Isn't that a coincidence....

Posted by Orrin Judd at October 19, 2005 3:16 PM

The other (and more defensible) half of this silly argument is that we have only begun to evolve (using selective abortion and technology).

Which is it? Does it matter?

Posted by: Bruno at October 19, 2005 3:56 PM

What coincidence? Once a species can manipulate nature, natural selection doesn't work anymore. That's more like a truism.

Posted by: M. Bulger at October 19, 2005 4:00 PM

Yes, the truism being that one species in the Universe has freed itself from Nature. Man, you're terrible at defending what you pretend to belive.

Posted by: oj at October 19, 2005 4:08 PM

So you acknowledge that Darwinian natural selection is operative in nature?

Posted by: M. Bulger at October 19, 2005 4:12 PM

No. But whichever form of evolution each of us believes in we all think Man is its end.

Posted by: oj at October 19, 2005 4:20 PM

"...in the developed world, human evolution has stopped"

I doubt it. There seems to be significant variation in number of offspring per woman across various groups. For example, religious women seems to have more children. Thus the "God spot" will be selected for.

Posted by: Bret at October 19, 2005 6:32 PM


Are you implying that leftism is a random mutation leading to eventual extinction. OJ, this might be the most persuasive pro-Darwinist argument I've heard.

Posted by: Jeff at October 19, 2005 7:20 PM


Perhaps not exactly how I'd put it, but that's more or less what I'm saying. I've written something similar before at http://greatguys.blogspot.com/2005/03/darwinian-paradox.html

Posted by: Bret at October 19, 2005 7:28 PM


Look at Europe and the Blue States and it certainly seems that if Dawkins is right about memes then Darwinism is a deadly one.

Posted by: oj at October 19, 2005 8:54 PM

I don't think it's just a meme, but rather a meme amplified phenotype.

Posted by: Bret at October 19, 2005 9:03 PM

Well, Bret, if we assume the vast majority of European and Americans were religious in, say, the mid 19th century, don't you have the little problem of explaining how secular leftism arose in the first place? Did nature select for the non-religious for a few generations and then somehow suddenly realize what a mistake that was?

Posted by: Peter B at October 20, 2005 3:56 AM

Peter: Shame. You know that secular humanism is just another religion.

Posted by: David Cohen at October 20, 2005 8:04 AM

One particularly addicted to human sacrifice.

Posted by: oj at October 20, 2005 8:09 AM

Uh-Oh. oj, Peter B., and David Cohen are jumping on this one.

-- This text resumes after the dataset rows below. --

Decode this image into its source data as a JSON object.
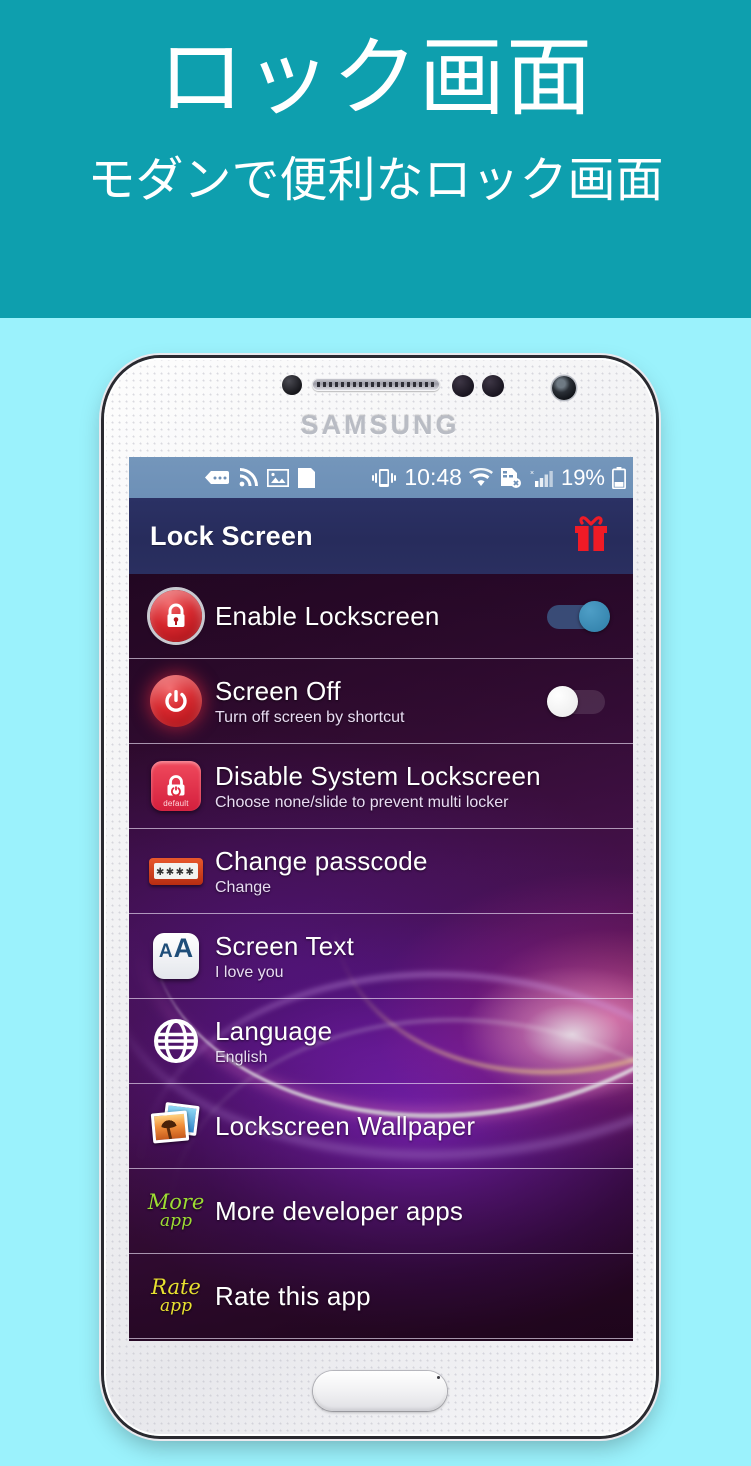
{
  "banner": {
    "title": "ロック画面",
    "subtitle": "モダンで便利なロック画面"
  },
  "phone": {
    "brand": "SAMSUNG"
  },
  "statusbar": {
    "time": "10:48",
    "battery_percent": "19%",
    "icons_left": [
      "message-icon",
      "rss-icon",
      "image-icon",
      "sdcard-icon"
    ],
    "icons_right": [
      "vibrate-icon",
      "wifi-icon",
      "sim-error-icon",
      "signal-bars-icon",
      "battery-icon"
    ]
  },
  "appbar": {
    "title": "Lock Screen",
    "gift_icon": "gift-icon",
    "background": "#272c5c"
  },
  "theme": {
    "banner_bg": "#0e9fae",
    "page_bg": "#9bf2fc",
    "toggle_on": "#3f8cb8",
    "accent_red": "#d5262c"
  },
  "settings": [
    {
      "id": "enable-lockscreen",
      "icon": "lock-circle-icon",
      "title": "Enable Lockscreen",
      "subtitle": "",
      "control": "toggle",
      "toggle_state": "on"
    },
    {
      "id": "screen-off",
      "icon": "power-circle-icon",
      "title": "Screen Off",
      "subtitle": "Turn off screen by shortcut",
      "control": "toggle",
      "toggle_state": "off"
    },
    {
      "id": "disable-system-lockscreen",
      "icon": "lock-default-icon",
      "icon_label": "default",
      "title": "Disable System Lockscreen",
      "subtitle": "Choose none/slide to prevent multi locker",
      "control": "none"
    },
    {
      "id": "change-passcode",
      "icon": "passcode-icon",
      "icon_text": "✱✱✱✱",
      "title": "Change passcode",
      "subtitle": "Change",
      "control": "none"
    },
    {
      "id": "screen-text",
      "icon": "text-size-icon",
      "icon_text_small": "A",
      "icon_text_large": "A",
      "title": "Screen Text",
      "subtitle": "I love you",
      "control": "none"
    },
    {
      "id": "language",
      "icon": "globe-icon",
      "title": "Language",
      "subtitle": "English",
      "control": "none"
    },
    {
      "id": "lockscreen-wallpaper",
      "icon": "photos-icon",
      "title": "Lockscreen Wallpaper",
      "subtitle": "",
      "control": "none"
    },
    {
      "id": "more-developer-apps",
      "icon": "more-app-icon",
      "icon_line1": "More",
      "icon_line2": "app",
      "title": "More developer apps",
      "subtitle": "",
      "control": "none"
    },
    {
      "id": "rate-this-app",
      "icon": "rate-app-icon",
      "icon_line1": "Rate",
      "icon_line2": "app",
      "title": "Rate this app",
      "subtitle": "",
      "control": "none"
    }
  ]
}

Peter, I can only make the argument about how secularism arose in the first place and then is now dwindling using Darwinism as a foundation. Since y'all believe Darwinism is hogwash, you wouldn't agree with the analysis anyway.

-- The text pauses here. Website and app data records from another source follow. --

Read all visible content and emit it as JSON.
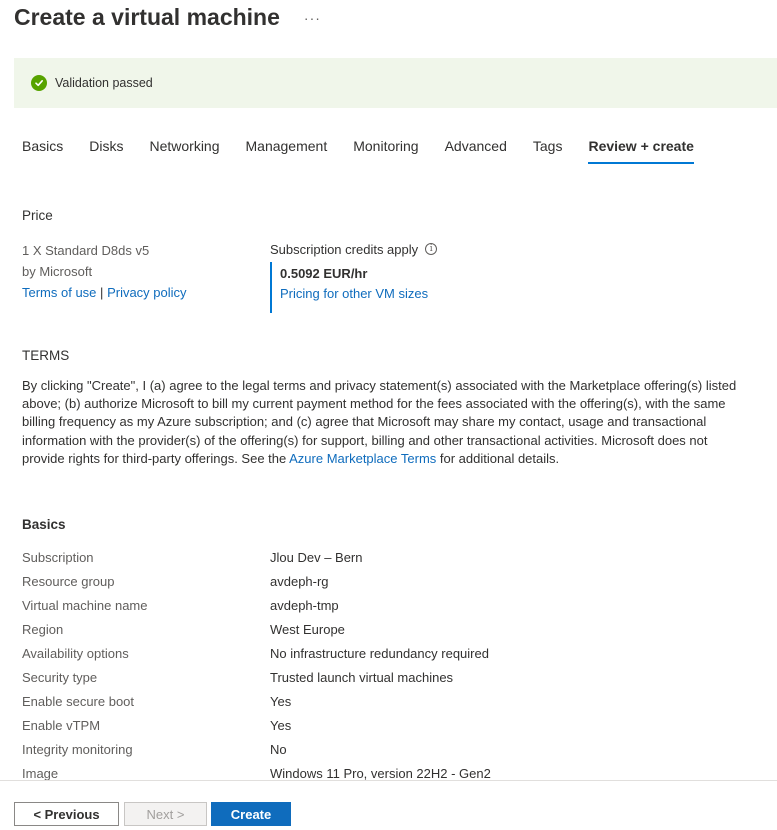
{
  "header": {
    "title": "Create a virtual machine",
    "more_label": "···"
  },
  "validation": {
    "icon": "check-circle-icon",
    "text": "Validation passed",
    "color": "#57a300",
    "background": "#f0f6ea"
  },
  "tabs": [
    {
      "label": "Basics",
      "active": false
    },
    {
      "label": "Disks",
      "active": false
    },
    {
      "label": "Networking",
      "active": false
    },
    {
      "label": "Management",
      "active": false
    },
    {
      "label": "Monitoring",
      "active": false
    },
    {
      "label": "Advanced",
      "active": false
    },
    {
      "label": "Tags",
      "active": false
    },
    {
      "label": "Review + create",
      "active": true
    }
  ],
  "price": {
    "heading": "Price",
    "product": "1 X Standard D8ds v5",
    "publisher": "by Microsoft",
    "terms_link": "Terms of use",
    "separator": "|",
    "privacy_link": "Privacy policy",
    "credits_label": "Subscription credits apply",
    "info_icon": "info-icon",
    "rate": "0.5092 EUR/hr",
    "pricing_link": "Pricing for other VM sizes"
  },
  "terms": {
    "heading": "TERMS",
    "text_before": "By clicking \"Create\", I (a) agree to the legal terms and privacy statement(s) associated with the Marketplace offering(s) listed above; (b) authorize Microsoft to bill my current payment method for the fees associated with the offering(s), with the same billing frequency as my Azure subscription; and (c) agree that Microsoft may share my contact, usage and transactional information with the provider(s) of the offering(s) for support, billing and other transactional activities. Microsoft does not provide rights for third-party offerings. See the ",
    "link": "Azure Marketplace Terms",
    "text_after": " for additional details."
  },
  "basics": {
    "heading": "Basics",
    "rows": [
      {
        "key": "Subscription",
        "value": "Jlou Dev – Bern"
      },
      {
        "key": "Resource group",
        "value": "avdeph-rg"
      },
      {
        "key": "Virtual machine name",
        "value": "avdeph-tmp"
      },
      {
        "key": "Region",
        "value": "West Europe"
      },
      {
        "key": "Availability options",
        "value": "No infrastructure redundancy required"
      },
      {
        "key": "Security type",
        "value": "Trusted launch virtual machines"
      },
      {
        "key": "Enable secure boot",
        "value": "Yes"
      },
      {
        "key": "Enable vTPM",
        "value": "Yes"
      },
      {
        "key": "Integrity monitoring",
        "value": "No"
      },
      {
        "key": "Image",
        "value": "Windows 11 Pro, version 22H2 - Gen2"
      }
    ]
  },
  "footer": {
    "previous_label": "< Previous",
    "next_label": "Next >",
    "create_label": "Create",
    "accent": "#0f6cbd"
  }
}
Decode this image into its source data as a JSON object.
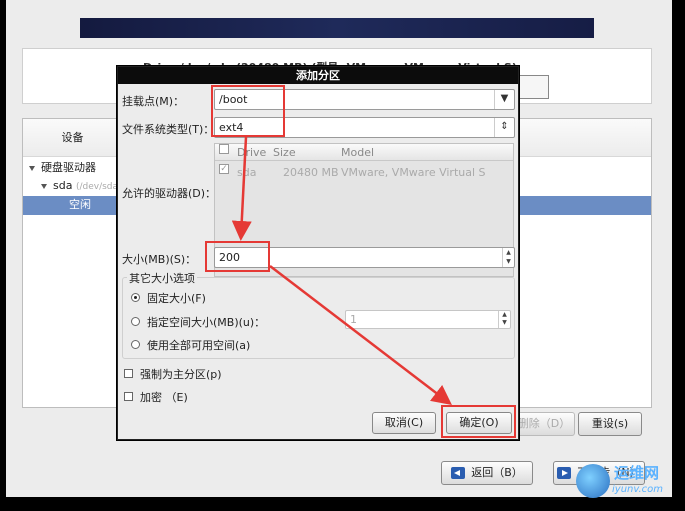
{
  "background": {
    "drive_title": "Drive /dev/sda (20480 MB) (型号: VMware, VMware Virtual S)",
    "device_header": "设备",
    "tree": {
      "hard_drives": "硬盘驱动器",
      "sda": "sda",
      "sda_path": "(/dev/sda)",
      "free": "空闲"
    },
    "buttons": {
      "delete": "删除（D）",
      "reset": "重设(s)",
      "back": "返回（B）",
      "next": "下一步（N）"
    }
  },
  "dialog": {
    "title": "添加分区",
    "mount_point": {
      "label": "挂载点(M)：",
      "value": "/boot"
    },
    "fs_type": {
      "label": "文件系统类型(T)：",
      "value": "ext4"
    },
    "allowed_drives": {
      "label": "允许的驱动器(D)：",
      "columns": [
        "Drive",
        "Size",
        "Model"
      ],
      "rows": [
        {
          "checked": true,
          "drive": "sda",
          "size": "20480 MB",
          "model": "VMware, VMware Virtual S"
        }
      ]
    },
    "size": {
      "label": "大小(MB)(S)：",
      "value": "200"
    },
    "size_options": {
      "title": "其它大小选项",
      "fixed": "固定大小(F)",
      "fill_upto": "指定空间大小(MB)(u)：",
      "fill_upto_value": "1",
      "fill_all": "使用全部可用空间(a)",
      "selected": "fixed"
    },
    "primary": "强制为主分区(p)",
    "encrypt": "加密 （E)",
    "buttons": {
      "cancel": "取消(C)",
      "ok": "确定(O)"
    }
  },
  "watermark": {
    "text": "运维网",
    "url": "iyunv.com"
  },
  "colors": {
    "annotation": "#e53935",
    "selection": "#6b8dc4",
    "banner": "#1a2350"
  }
}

Nonetheless, assume Darwinism isn't hogwash for a moment. Then, it's plausible that belief in god(s) in ancient time gave some sort of advantage, perhaps for example, an organizational one. Those phenotypes pre-disposed to believe in god(s) would then be selected for. Note that since there would be a strong cultural component, they'd only need to be slightly selected for. As long as the number of people predisposed to belief in god was above a threshold, the religion meme provided the required amplification to benefit the whole society, including those not predisposed to belief in god(s).

That meme was possibly weakened with the great increase in wealth and choice and/or perhaps the invention of birth control and because the survival of the individual and/or community were no longer as dependent on the individual's conformance to societal norms including the belief in god(s). Or something like that.

Because the memetic amplification of the god(s) believing phenotype was weakened, the phenotype itself is more directly exposed to natural selection, and those not predisposed to believing in god(s) are having fewer offspring.

Posted by: Bret at October 20, 2005 12:57 PM